“Facebook’s monitoring under Project Atlas is particularly concerning because the data collection performed by the research app was deeply invasive,” the letter reads. “Facebook’s registration process encouraged participants to ‘set it and forget it,’ warning that if a participant disconnected from the monitoring for more than ten minutes for a few days that they could be disqualified. Behind the scenes, the app watched everything on the phone.”
The senators ask Facebook to answer a number of questions including how many of the Project Atlas participants were under 18 years old, if it specifically targeted teenagers with advertisements during the program, what specific types of information was collected, and if the company collected or retained non-Facebook related private messages, photos, or other communications.
“These reports fit with longstanding concerns that Facebook has used its products to deeply intrude into personal privacy,” the senators wrote.
The letter asks the company to respond by March 1.
In a statement to the Hill, the social media giant said the app was “completely opt in.”

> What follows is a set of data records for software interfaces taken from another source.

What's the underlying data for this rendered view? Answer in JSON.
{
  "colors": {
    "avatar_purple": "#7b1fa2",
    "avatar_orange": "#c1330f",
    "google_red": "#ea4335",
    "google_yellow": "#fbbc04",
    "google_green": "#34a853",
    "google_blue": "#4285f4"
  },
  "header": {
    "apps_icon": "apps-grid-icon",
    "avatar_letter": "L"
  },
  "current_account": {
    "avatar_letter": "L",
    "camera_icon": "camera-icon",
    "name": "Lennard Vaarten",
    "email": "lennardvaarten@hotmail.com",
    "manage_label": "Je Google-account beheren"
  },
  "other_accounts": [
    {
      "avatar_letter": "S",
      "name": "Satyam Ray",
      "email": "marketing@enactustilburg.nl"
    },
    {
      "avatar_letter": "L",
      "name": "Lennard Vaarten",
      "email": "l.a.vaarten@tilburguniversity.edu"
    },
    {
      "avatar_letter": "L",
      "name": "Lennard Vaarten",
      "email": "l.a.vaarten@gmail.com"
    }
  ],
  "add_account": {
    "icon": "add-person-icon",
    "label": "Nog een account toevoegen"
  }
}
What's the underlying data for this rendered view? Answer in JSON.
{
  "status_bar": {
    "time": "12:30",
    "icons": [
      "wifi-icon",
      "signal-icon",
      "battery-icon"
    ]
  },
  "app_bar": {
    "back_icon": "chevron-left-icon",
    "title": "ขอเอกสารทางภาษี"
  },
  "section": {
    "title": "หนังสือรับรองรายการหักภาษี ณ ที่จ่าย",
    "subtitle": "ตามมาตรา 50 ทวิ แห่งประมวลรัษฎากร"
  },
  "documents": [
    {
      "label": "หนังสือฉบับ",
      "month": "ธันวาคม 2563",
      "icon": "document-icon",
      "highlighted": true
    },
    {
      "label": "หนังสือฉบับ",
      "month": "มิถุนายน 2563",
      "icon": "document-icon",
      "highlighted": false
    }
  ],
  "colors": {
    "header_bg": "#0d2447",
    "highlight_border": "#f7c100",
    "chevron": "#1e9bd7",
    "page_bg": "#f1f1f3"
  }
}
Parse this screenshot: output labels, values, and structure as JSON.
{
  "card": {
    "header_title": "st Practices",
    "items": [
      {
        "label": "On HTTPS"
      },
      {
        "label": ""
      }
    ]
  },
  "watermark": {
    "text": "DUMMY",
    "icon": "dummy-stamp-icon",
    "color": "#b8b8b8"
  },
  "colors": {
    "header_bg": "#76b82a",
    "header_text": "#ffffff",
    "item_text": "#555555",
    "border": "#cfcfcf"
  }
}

“This is a Facebook research app–it’s very clear to the people participating that it’s completely opt in, they go through a rigorous consent flow and people are compensated,” it told the news outlet. “That said, we know we have work to do to make sure people’s data is protected. It’s your information and you put it on Facebook so you need to know what’s happening. We continue to focus on this work.”
You can read all of the senator’s letter Facebook here.
Andrew Wyrich is a politics staff writer for the Daily Dot, covering the intersection of politics and the internet. Andrew has written for USA Today, NorthJersey.com, and other newspapers and websites. His work has been recognized by the Society of the Silurians, Investigative Reporters & Editors (IRE), and the Society of Professional Journalists (SPJ).